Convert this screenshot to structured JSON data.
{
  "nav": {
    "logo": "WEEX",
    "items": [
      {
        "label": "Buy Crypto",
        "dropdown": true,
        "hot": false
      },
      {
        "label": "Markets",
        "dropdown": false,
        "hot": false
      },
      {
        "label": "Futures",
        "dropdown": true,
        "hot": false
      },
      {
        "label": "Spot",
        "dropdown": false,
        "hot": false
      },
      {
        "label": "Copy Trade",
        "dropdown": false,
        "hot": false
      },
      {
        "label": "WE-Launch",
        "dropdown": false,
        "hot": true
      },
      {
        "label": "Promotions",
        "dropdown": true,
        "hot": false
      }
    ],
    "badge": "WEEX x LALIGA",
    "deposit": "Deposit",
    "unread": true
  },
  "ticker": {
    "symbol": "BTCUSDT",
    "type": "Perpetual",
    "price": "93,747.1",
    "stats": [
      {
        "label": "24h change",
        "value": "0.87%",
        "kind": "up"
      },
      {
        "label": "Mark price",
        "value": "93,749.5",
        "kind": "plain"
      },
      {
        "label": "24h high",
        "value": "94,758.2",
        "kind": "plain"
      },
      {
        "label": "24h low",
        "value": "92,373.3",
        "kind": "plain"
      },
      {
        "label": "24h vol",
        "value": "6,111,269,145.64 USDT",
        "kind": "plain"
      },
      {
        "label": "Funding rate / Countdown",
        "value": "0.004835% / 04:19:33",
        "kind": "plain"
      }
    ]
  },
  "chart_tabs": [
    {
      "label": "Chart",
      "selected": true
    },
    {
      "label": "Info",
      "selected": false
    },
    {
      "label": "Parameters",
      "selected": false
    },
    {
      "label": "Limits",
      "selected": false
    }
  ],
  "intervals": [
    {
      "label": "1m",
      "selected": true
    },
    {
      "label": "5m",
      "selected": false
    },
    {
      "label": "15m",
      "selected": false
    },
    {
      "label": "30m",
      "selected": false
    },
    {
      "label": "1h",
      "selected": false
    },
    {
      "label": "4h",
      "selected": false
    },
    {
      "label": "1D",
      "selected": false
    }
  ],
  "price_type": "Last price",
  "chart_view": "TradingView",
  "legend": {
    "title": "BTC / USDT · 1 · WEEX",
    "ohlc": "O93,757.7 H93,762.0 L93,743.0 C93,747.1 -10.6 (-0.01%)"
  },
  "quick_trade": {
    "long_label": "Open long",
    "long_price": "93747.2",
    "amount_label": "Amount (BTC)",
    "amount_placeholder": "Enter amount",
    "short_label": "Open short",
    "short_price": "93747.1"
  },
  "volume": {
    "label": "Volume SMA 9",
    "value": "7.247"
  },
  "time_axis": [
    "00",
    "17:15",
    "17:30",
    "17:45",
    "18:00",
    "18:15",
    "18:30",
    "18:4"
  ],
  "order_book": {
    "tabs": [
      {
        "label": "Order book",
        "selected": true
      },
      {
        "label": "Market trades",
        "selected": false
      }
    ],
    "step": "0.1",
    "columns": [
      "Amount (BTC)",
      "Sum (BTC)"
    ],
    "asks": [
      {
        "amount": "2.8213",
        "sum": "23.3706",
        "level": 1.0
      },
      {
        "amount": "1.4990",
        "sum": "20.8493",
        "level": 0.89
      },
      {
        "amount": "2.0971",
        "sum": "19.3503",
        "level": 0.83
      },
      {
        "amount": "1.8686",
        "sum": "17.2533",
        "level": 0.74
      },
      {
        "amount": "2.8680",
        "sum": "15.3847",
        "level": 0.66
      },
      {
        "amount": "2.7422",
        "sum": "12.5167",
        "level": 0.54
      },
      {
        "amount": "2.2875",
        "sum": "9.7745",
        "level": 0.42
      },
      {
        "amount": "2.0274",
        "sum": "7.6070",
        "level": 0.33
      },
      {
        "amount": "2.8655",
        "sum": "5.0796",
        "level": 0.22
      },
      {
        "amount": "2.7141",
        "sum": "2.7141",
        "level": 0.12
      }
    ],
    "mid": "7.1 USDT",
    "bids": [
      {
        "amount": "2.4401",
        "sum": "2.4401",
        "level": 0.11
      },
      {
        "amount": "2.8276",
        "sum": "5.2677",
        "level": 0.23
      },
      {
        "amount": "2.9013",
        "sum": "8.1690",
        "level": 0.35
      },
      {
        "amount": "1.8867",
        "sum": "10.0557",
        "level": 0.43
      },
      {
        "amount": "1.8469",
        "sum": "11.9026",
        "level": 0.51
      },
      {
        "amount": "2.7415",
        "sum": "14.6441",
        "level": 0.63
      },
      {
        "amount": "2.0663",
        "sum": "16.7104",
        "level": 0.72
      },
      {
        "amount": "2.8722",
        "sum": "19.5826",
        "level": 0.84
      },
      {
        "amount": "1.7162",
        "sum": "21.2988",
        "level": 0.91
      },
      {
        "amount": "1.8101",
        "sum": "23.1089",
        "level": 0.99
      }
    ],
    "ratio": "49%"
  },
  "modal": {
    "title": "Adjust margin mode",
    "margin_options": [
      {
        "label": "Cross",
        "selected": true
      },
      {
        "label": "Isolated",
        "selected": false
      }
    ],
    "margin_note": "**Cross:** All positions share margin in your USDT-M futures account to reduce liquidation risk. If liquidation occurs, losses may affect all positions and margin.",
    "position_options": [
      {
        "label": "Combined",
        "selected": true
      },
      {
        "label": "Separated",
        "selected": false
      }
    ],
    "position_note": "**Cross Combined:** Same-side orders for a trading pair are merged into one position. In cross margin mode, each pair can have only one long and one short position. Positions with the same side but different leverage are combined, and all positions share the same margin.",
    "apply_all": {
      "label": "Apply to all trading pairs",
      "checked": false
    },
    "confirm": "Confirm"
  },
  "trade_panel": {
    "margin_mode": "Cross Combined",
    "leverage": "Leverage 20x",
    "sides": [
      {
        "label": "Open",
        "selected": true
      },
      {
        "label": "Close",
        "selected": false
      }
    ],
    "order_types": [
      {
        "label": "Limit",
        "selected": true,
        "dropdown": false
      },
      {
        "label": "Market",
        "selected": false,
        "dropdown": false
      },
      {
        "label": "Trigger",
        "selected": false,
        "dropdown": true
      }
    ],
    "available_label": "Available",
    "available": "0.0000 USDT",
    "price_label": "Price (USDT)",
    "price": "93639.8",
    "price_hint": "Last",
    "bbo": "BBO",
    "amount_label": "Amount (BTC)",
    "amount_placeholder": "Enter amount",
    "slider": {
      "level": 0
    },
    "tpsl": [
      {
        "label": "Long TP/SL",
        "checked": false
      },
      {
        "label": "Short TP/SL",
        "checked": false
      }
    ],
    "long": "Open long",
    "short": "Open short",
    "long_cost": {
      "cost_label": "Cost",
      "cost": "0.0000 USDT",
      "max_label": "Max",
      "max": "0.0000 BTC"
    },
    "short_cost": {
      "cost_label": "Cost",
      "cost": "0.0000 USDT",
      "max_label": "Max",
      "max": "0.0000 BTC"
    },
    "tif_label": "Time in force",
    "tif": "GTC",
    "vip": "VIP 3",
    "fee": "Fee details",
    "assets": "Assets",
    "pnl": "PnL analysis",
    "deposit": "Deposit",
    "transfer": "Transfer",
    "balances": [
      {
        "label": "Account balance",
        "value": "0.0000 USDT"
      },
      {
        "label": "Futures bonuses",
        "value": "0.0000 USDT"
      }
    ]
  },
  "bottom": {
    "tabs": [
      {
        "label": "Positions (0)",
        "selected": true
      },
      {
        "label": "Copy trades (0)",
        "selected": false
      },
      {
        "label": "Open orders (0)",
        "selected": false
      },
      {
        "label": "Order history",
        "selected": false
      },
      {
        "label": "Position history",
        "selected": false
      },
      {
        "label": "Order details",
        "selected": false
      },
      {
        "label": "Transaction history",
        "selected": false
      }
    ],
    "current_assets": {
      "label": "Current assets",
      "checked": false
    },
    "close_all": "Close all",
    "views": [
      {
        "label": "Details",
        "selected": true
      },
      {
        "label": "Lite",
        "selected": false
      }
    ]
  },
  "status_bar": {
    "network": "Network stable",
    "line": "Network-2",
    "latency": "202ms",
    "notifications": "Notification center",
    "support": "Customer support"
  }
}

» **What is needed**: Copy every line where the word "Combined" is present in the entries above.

» **Completed exercise**:
        "label": "Combined",
    "position_note": "**Cross Combined:** Same-side orders for a trading pair are merged into one position. In cross margin mode, each pair can have only one long and one short position. Positions with the same side but different leverage are combined, and all positions share the same margin.",
    "margin_mode": "Cross Combined",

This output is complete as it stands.